Industrial Deals HPC Save up to 90% on textbooks Womens Red and Rose nav_sap_plcc_ascpsc Def Leppard All-New Fire 7, starting at $49.99 Starting at $39.99 Grocery Handmade Gift Shop Home and Garden Book a house cleaner for 2 or more hours on Amazon harrypotter harrypotter harrypotter  Three new members of the Echo family Today only: Save $30 on All-New Fire HD 8. Limited-time offer. Kindle Paperwhite GNO Shop now

Customer reviews

4.6 out of 5 stars

on December 29, 2014
The book I ordered is NOT the book in the picture, which can be misleading when purchasing from Amazon. I got the 1948 edition of Burroughs publication grey boards w/ blue lettering 2nd edition. The Picture is of a 1939 hardcover 1st edition blue boards red lettering. I am very happy with this edition that the dealer that sent to me. The 1939 was the copyright date not the book I received and should NOT be used to describe this book. I feel that it was Amazon who misrepresented this book in the description category. The 1948 edition has no circle on the front of the Dust Jacket that says "The 1940 Tarzan novel". The price was very fair that I paid for in the 1948 edition that I received.
review image
0Comment|Was this review helpful to you? Report abuse
on July 14, 2015
I love the Tarzan series--read them all. The characters are stereotypes; the plot has clearly defined good guys and bad guys, no wishy washy, middle-of-the-road characters with excusable traits that lead the bad boys (or girls) to make poor choices. We know Tarzan is going to prevail, but we don't always know how. Burroughs is great with action--as his many reviewers have stated. His language is his strength though. His books can enlarge almost everyone's vocabulary.
0Comment|Was this review helpful to you? Report abuse
on September 24, 2013
The plot is similar to most of the books but different enough to engage adventure readers. Parents will appreciate the old fashioned courtesy the good guys show.
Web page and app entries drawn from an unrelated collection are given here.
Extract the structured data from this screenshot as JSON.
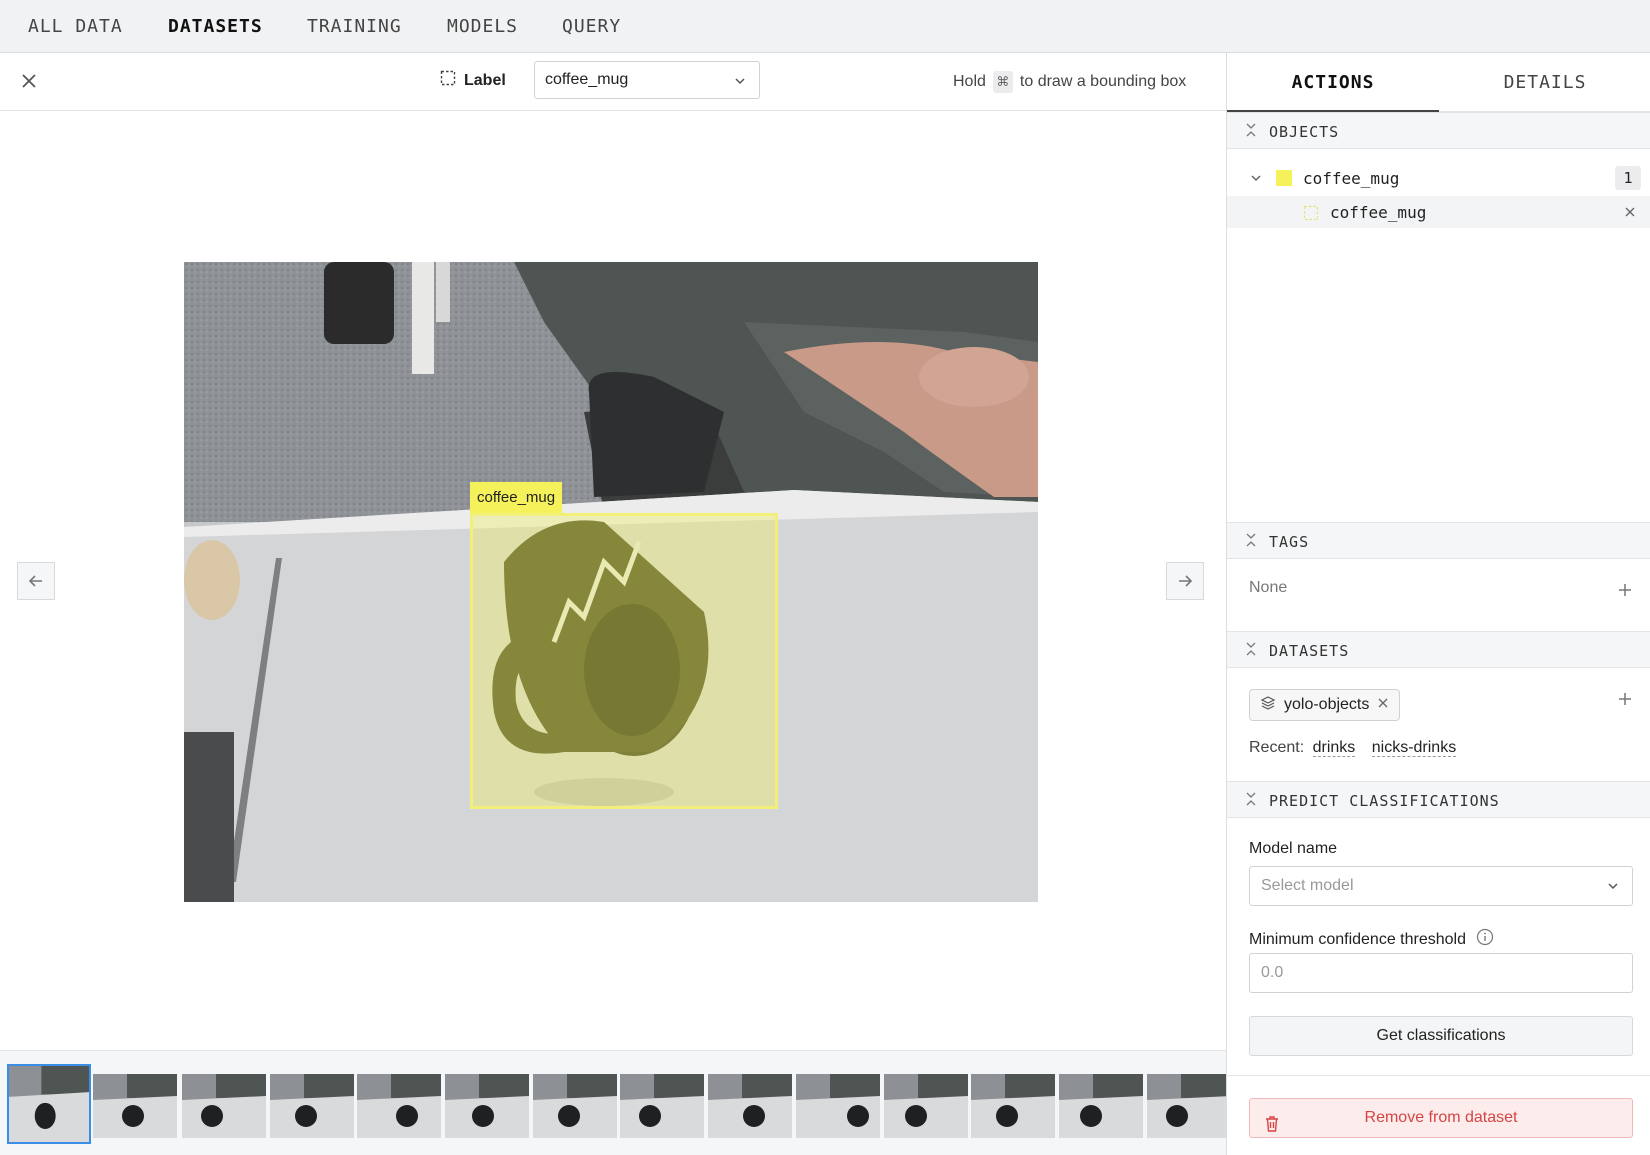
{
  "nav": {
    "items": [
      {
        "label": "ALL DATA"
      },
      {
        "label": "DATASETS",
        "active": true
      },
      {
        "label": "TRAINING"
      },
      {
        "label": "MODELS"
      },
      {
        "label": "QUERY"
      }
    ]
  },
  "toolbar": {
    "label_text": "Label",
    "selected_label": "coffee_mug",
    "hint_prefix": "Hold",
    "hint_key": "⌘",
    "hint_suffix": "to draw a bounding box"
  },
  "annotation": {
    "label": "coffee_mug",
    "color": "#f5f15a"
  },
  "side": {
    "tabs": [
      {
        "label": "ACTIONS",
        "active": true
      },
      {
        "label": "DETAILS"
      }
    ],
    "objects": {
      "title": "OBJECTS",
      "group_label": "coffee_mug",
      "group_count": "1",
      "item_label": "coffee_mug"
    },
    "tags": {
      "title": "TAGS",
      "value": "None"
    },
    "datasets": {
      "title": "DATASETS",
      "chip_label": "yolo-objects",
      "recent_label": "Recent:",
      "recent": [
        "drinks",
        "nicks-drinks"
      ]
    },
    "predict": {
      "title": "PREDICT CLASSIFICATIONS",
      "model_label": "Model name",
      "model_placeholder": "Select model",
      "threshold_label": "Minimum confidence threshold",
      "threshold_value": "0.0",
      "button": "Get classifications"
    },
    "remove_button": "Remove from dataset"
  },
  "colors": {
    "accent": "#3a8ee6",
    "bbox": "#f5f15a",
    "danger": "#d64545"
  }
}
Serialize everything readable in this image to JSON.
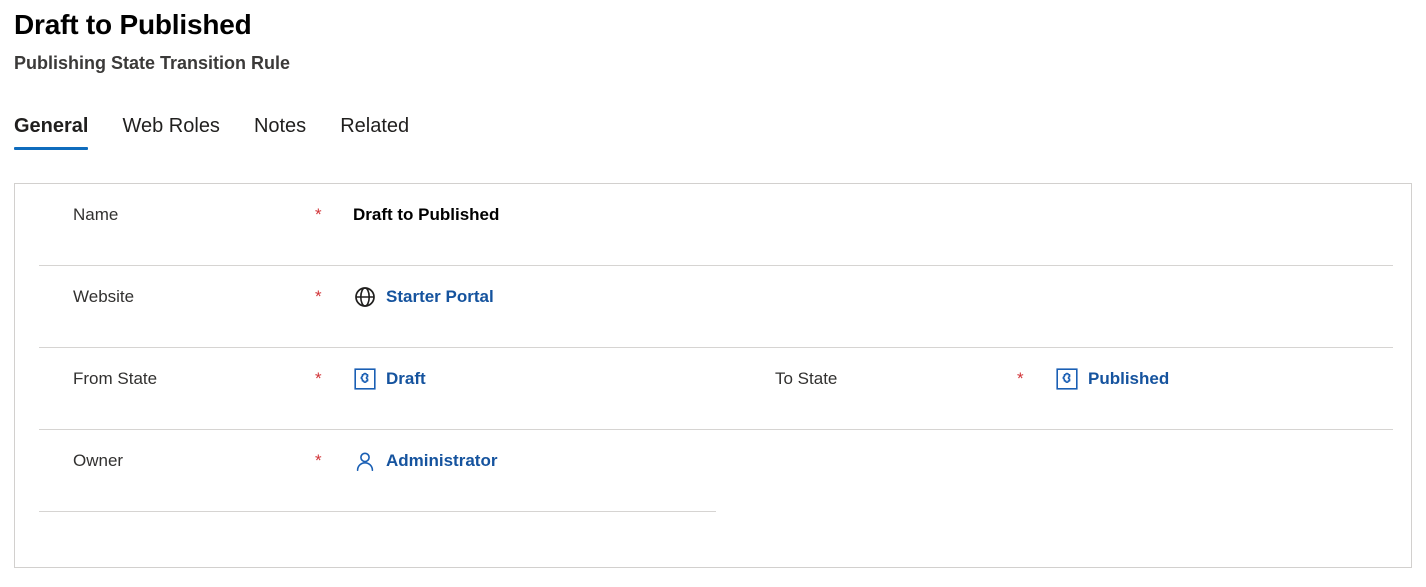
{
  "header": {
    "title": "Draft to Published",
    "subtitle": "Publishing State Transition Rule"
  },
  "tabs": [
    {
      "label": "General",
      "active": true
    },
    {
      "label": "Web Roles",
      "active": false
    },
    {
      "label": "Notes",
      "active": false
    },
    {
      "label": "Related",
      "active": false
    }
  ],
  "form": {
    "required_marker": "*",
    "rows": [
      {
        "left": {
          "label": "Name",
          "required": true,
          "value": "Draft to Published",
          "value_type": "text",
          "icon": null
        },
        "right": null,
        "separator": "full"
      },
      {
        "left": {
          "label": "Website",
          "required": true,
          "value": "Starter Portal",
          "value_type": "link",
          "icon": "globe-icon"
        },
        "right": null,
        "separator": "full"
      },
      {
        "left": {
          "label": "From State",
          "required": true,
          "value": "Draft",
          "value_type": "link",
          "icon": "puzzle-piece-icon"
        },
        "right": {
          "label": "To State",
          "required": true,
          "value": "Published",
          "value_type": "link",
          "icon": "puzzle-piece-icon"
        },
        "separator": "full"
      },
      {
        "left": {
          "label": "Owner",
          "required": true,
          "value": "Administrator",
          "value_type": "link",
          "icon": "person-icon"
        },
        "right": null,
        "separator": "half"
      }
    ]
  },
  "colors": {
    "accent": "#0f6cbd",
    "link": "#15539e",
    "required": "#d13438",
    "label": "#323130",
    "border": "#d2d0ce",
    "separator": "#d6d4d2"
  }
}
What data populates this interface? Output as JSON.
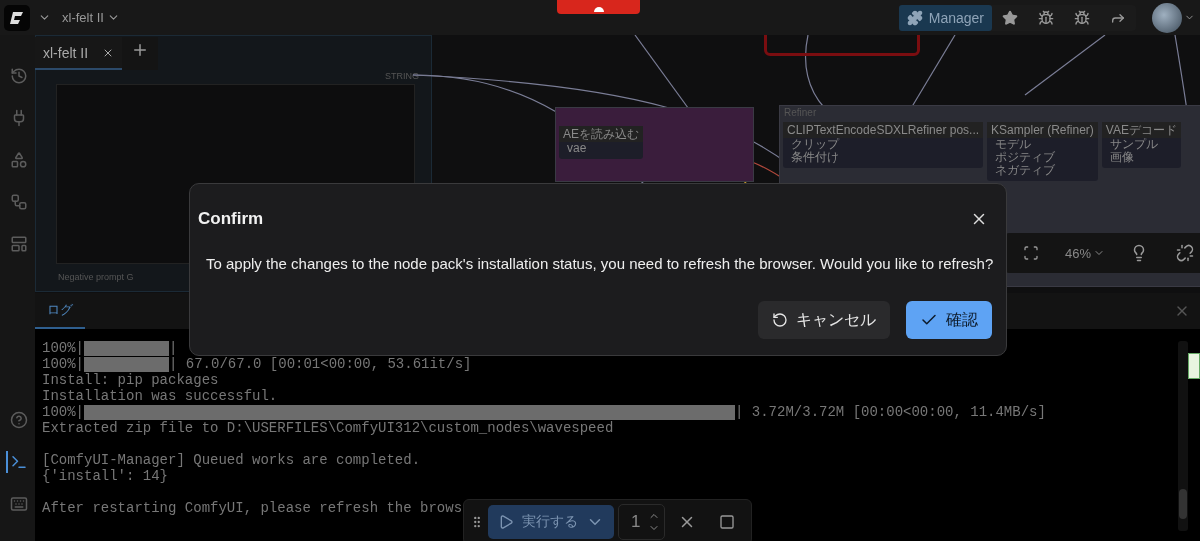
{
  "top_bar": {
    "workflow_menu": "xl-felt II",
    "manager_button": "Manager"
  },
  "workflow_tabs": [
    {
      "label": "xl-felt II",
      "selected": true
    }
  ],
  "sidebar": {
    "items": [
      {
        "kind": "history",
        "selected": false
      },
      {
        "kind": "nodes",
        "selected": false
      },
      {
        "kind": "models",
        "selected": false
      },
      {
        "kind": "workflows",
        "selected": false
      },
      {
        "kind": "templates",
        "selected": false
      }
    ],
    "bottom_items": [
      {
        "kind": "help",
        "selected": false
      },
      {
        "kind": "terminal",
        "selected": true
      },
      {
        "kind": "keyboard",
        "selected": false
      }
    ]
  },
  "canvas": {
    "output_label": "STRING",
    "prompt_node": "Negative prompt G",
    "groups": [
      {
        "color": "#3a1d3c",
        "nodes": [
          {
            "title": "AEを読み込む",
            "slots": [
              "vae"
            ]
          }
        ]
      },
      {
        "title": "Refiner",
        "color": "#2b2c34",
        "nodes": [
          {
            "title": "CLIPTextEncodeSDXLRefiner pos...",
            "slots": [
              "クリップ",
              "条件付け"
            ]
          },
          {
            "title": "KSampler (Refiner)",
            "slots": [
              "モデル",
              "ポジティブ",
              "ネガティブ"
            ]
          },
          {
            "title": "VAEデコード",
            "slots": [
              "サンプル",
              "画像"
            ]
          }
        ]
      }
    ],
    "zoom": "46%"
  },
  "log_panel": {
    "tabs": [
      {
        "label": "ログ",
        "selected": true
      }
    ],
    "lines": [
      {
        "kind": "progress_short",
        "prefix": "100%|",
        "suffix": "|"
      },
      {
        "kind": "progress_short",
        "prefix": "100%|",
        "suffix": "| 67.0/67.0 [00:01<00:00, 53.61it/s]"
      },
      {
        "kind": "text",
        "text": "Install: pip packages"
      },
      {
        "kind": "text",
        "text": "Installation was successful."
      },
      {
        "kind": "progress_long",
        "prefix": "100%|",
        "suffix": "| 3.72M/3.72M [00:00<00:00, 11.4MB/s]"
      },
      {
        "kind": "text",
        "text": "Extracted zip file to D:\\USERFILES\\ComfyUI312\\custom_nodes\\wavespeed"
      },
      {
        "kind": "blank"
      },
      {
        "kind": "text",
        "text": "[ComfyUI-Manager] Queued works are completed."
      },
      {
        "kind": "text",
        "text": "{'install': 14}"
      },
      {
        "kind": "blank"
      },
      {
        "kind": "text",
        "text": "After restarting ComfyUI, please refresh the brows"
      }
    ]
  },
  "dialog": {
    "title": "Confirm",
    "message": "To apply the changes to the node pack's installation status, you need to refresh the browser. Would you like to refresh?",
    "buttons": [
      {
        "label": "キャンセル",
        "kind": "secondary"
      },
      {
        "label": "確認",
        "kind": "primary"
      }
    ]
  },
  "run_toolbar": {
    "run_button": "実行する",
    "batch_count": "1"
  }
}
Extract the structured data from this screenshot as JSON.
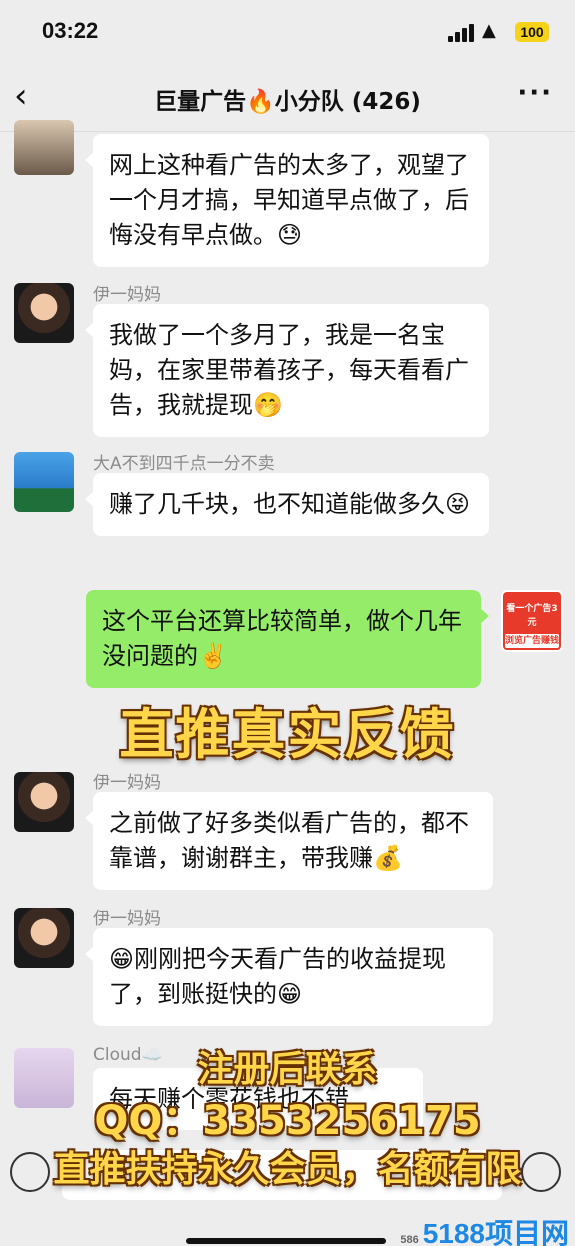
{
  "status": {
    "time": "03:22",
    "battery": "100"
  },
  "nav": {
    "back": "‹",
    "title": "巨量广告🔥小分队 (426)",
    "more": "···"
  },
  "messages": [
    {
      "sender": "",
      "text": "网上这种看广告的太多了，观望了一个月才搞，早知道早点做了，后悔没有早点做。😓"
    },
    {
      "sender": "伊一妈妈",
      "text": "我做了一个多月了，我是一名宝妈，在家里带着孩子，每天看看广告，我就提现🤭"
    },
    {
      "sender": "大A不到四千点一分不卖",
      "text": "赚了几千块，也不知道能做多久😝"
    },
    {
      "sender": "",
      "text": "这个平台还算比较简单，做个几年没问题的✌️"
    },
    {
      "sender": "伊一妈妈",
      "text": "之前做了好多类似看广告的，都不靠谱，谢谢群主，带我赚💰"
    },
    {
      "sender": "伊一妈妈",
      "text": "😁刚刚把今天看广告的收益提现了，到账挺快的😁"
    },
    {
      "sender": "Cloud☁️",
      "text": "每天赚个零花钱也不错"
    }
  ],
  "my_avatar": {
    "line1": "看一个广告3元",
    "line2": "浏览广告赚钱"
  },
  "overlay": {
    "headline": "直推真实反馈",
    "line1": "注册后联系",
    "line2": "QQ：3353256175",
    "line3": "直推扶持永久会员，名额有限"
  },
  "watermark": {
    "small": "586",
    "brand": "5188项目网"
  }
}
The people may be scantily dressed, but the clothes stay on. The violence depicted is not gratuitous. I'd recommend these books for kids over twelve, and for lovers of adventure and fantasy.
0Comment|Was this review helpful to you? Report abuse
on April 6, 2016
I am a big fan of both Edgar Rice Burroughs and of Tarzan as well. I really enjoy the writing style of Burroughs...he tests my vocabulary!
0Comment|Was this review helpful to you? Report abuse
on December 8, 2015
My husband loved it! I bought as a gift for him. It was a book he had as a child. He was super excited and the quality was outstanding.
0Comment|Was this review helpful to you? Report abuse
on May 16, 2013
I bought this item as a gift to complete someone's set of Tarzan books. This Tarzan is not the Johnny Weissmuller/Movie Tarzen, but a very intelligent man. It's too bad that this whole series of books is not being published still.
0Comment|Was this review helpful to you? Report abuse
on September 27, 2010
I would rate the seller as excellent. Communication was very good and the book was described accurately. I would buy from this seller again.
0Comment|Was this review helpful to you? Report abuse
on September 12, 2010
Will purchase from this seller again. Shipping was on time and product was in the condition stated in the description.
0Comment|Was this review helpful to you? Report abuse
HALL OF FAMEon February 27, 2003
"Tarzan the Magnificent," the 21st book in the Tarzan series by Edgar Rice Burroughs, consists of two novellas: "Tarzan and the Magic Men" (1936) and "Tarzan and the Elephant Men" (1937), the latter of which is a minor sequel to "Tarzan and the City of Gold." In the first novella the American travel writer Stanley Wood tells a fantastic story of another one of those lost cities in the heart of Africa, where women warriors are ruled by an evil magician and there is a great diamond called the Gonfal with hypnotic powers. Tarzan dismisses the story until he sees the Gonfal at work. The result is a standard ERB adventure yarn: Tarzan goes to the lost city to rescue another lost Englishman, resists the charms and powers of a savage queen, so on and so forth. Burroughs has been using this formula since "The Return of Tarzan" when the Lord of the Jungle first encountered La, the beautiful high priestess of the flaming god of Opar. The second novella returns us to Cathne, the City of Gold, and Athne, the City of Ivory, where Tarzan takes on Phoros, the dictator of Athne. This means more political intrigue in the effort to put Zygo on the throne of Athne and another gladiator fight in the arena between the Lord of the Jungle and Hyrack. The second story really has nothing to do with the first and really constitutes little more than ERB tying up some loose ends from "Tarzan and the City of Gold" (which was also something of a misnomer of a title since all the action is in the City of Ivory in both stories).
11 comment| 3 people found this helpful. Was this review helpful to you? Report abuse
on July 6, 2014
item was as advertised and shipping was excellent
0Comment|Was this review helpful to you? Report abuse

Customers also viewed these items

Tarzan and the Ant Men

Need customer service? Click here